**DATA TO PROCESS**
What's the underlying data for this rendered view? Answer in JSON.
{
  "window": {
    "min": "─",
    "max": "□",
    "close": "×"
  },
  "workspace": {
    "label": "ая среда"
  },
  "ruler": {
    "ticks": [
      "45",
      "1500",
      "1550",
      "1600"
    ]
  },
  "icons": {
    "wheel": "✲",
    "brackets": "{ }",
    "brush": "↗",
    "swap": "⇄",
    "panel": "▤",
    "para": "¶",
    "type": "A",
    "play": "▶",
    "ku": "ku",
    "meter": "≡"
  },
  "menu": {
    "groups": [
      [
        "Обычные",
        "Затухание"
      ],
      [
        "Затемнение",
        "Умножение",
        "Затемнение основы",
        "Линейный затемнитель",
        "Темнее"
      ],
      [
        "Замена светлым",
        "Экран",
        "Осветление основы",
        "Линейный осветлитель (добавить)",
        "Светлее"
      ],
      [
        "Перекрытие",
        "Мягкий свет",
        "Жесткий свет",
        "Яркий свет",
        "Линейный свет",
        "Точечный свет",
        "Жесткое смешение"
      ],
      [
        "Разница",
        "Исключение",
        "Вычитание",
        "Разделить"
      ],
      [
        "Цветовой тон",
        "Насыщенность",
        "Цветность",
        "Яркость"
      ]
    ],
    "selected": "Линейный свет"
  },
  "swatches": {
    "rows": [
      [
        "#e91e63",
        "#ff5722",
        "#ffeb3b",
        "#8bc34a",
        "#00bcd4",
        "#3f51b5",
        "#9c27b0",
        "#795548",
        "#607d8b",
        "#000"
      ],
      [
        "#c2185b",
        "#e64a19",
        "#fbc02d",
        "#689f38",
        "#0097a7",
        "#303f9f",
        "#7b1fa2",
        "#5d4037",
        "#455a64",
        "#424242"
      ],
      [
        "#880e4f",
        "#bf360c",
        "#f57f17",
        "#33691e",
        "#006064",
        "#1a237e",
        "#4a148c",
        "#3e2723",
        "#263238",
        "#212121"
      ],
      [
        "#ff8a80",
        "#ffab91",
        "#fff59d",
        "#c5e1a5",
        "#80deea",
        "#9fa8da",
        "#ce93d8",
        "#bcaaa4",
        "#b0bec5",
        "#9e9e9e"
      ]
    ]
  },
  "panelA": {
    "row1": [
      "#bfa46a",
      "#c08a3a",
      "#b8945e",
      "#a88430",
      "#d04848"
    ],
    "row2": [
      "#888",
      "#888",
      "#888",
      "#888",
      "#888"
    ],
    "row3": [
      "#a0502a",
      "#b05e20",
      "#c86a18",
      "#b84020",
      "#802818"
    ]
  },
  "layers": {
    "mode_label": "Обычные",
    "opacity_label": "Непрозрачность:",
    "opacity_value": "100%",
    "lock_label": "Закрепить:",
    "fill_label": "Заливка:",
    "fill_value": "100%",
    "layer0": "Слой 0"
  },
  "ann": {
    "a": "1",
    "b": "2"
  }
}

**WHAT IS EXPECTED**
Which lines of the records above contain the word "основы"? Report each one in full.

**SOLUTION TO THE EXERCISE**
        "Затемнение основы",
        "Осветление основы",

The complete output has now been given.